### WHAT YOU ARE ASKED TO DO
Your task is to copy each line of the material that includes "state".

○ ○ ○

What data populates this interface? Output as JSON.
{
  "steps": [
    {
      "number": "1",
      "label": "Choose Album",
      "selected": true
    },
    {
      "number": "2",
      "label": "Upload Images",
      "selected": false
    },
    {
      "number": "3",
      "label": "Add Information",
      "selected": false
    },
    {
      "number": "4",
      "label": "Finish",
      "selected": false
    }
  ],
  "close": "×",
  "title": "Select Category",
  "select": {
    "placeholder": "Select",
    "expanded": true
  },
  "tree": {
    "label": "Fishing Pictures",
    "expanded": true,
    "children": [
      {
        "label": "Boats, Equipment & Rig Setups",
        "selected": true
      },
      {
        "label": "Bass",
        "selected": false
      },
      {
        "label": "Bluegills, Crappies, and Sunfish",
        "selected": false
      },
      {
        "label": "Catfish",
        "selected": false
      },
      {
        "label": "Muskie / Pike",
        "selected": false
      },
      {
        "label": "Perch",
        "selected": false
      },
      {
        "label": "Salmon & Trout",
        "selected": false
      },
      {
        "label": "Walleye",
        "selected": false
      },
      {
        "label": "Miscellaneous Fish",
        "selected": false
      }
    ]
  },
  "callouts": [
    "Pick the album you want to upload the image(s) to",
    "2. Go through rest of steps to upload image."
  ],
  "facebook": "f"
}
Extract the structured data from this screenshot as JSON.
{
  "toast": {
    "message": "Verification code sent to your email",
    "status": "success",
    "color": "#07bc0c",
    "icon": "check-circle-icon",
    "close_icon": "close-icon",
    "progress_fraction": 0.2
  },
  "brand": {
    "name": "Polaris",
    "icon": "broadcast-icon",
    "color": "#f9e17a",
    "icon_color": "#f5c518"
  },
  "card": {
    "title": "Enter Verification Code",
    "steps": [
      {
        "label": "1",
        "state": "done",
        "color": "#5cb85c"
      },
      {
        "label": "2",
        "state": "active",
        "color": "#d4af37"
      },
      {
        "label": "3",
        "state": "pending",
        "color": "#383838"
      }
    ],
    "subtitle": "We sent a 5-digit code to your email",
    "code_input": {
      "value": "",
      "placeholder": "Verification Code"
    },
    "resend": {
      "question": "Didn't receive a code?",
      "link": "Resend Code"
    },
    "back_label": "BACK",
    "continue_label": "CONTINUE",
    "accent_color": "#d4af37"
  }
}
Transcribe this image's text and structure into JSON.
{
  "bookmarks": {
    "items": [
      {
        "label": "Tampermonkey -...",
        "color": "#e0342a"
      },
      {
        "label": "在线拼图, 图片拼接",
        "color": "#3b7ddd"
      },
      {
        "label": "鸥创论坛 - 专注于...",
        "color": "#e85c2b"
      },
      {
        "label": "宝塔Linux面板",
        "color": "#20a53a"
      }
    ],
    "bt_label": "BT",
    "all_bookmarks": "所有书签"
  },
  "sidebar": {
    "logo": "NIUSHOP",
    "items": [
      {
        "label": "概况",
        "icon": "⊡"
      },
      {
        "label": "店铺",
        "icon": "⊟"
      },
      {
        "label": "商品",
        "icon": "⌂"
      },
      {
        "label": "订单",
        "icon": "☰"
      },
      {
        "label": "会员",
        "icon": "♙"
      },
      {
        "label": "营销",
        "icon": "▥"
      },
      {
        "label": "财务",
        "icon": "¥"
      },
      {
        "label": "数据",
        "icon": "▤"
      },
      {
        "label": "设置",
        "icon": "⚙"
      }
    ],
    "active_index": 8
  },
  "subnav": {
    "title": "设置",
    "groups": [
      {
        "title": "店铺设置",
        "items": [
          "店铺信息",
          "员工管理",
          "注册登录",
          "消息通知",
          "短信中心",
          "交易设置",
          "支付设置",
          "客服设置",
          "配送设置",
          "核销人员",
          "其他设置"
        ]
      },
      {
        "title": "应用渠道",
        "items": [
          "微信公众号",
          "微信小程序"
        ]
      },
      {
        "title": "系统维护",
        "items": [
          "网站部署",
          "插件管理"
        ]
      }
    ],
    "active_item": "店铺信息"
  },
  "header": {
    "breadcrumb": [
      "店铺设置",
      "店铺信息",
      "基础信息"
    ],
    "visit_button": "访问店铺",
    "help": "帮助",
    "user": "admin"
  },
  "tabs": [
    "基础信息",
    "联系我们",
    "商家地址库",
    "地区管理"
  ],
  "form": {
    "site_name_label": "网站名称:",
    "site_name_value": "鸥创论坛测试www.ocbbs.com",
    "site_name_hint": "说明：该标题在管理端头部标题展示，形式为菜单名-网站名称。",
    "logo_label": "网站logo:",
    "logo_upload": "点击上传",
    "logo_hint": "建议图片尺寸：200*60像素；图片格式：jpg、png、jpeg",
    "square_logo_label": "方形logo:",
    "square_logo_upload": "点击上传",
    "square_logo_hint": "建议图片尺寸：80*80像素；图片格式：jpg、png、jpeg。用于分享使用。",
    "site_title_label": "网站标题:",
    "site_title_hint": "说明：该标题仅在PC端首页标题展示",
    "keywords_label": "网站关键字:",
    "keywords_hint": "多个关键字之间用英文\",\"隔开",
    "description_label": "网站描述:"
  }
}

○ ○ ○

### TASK OUTPUT
        "state": "done",
        "state": "active",
        "state": "pending",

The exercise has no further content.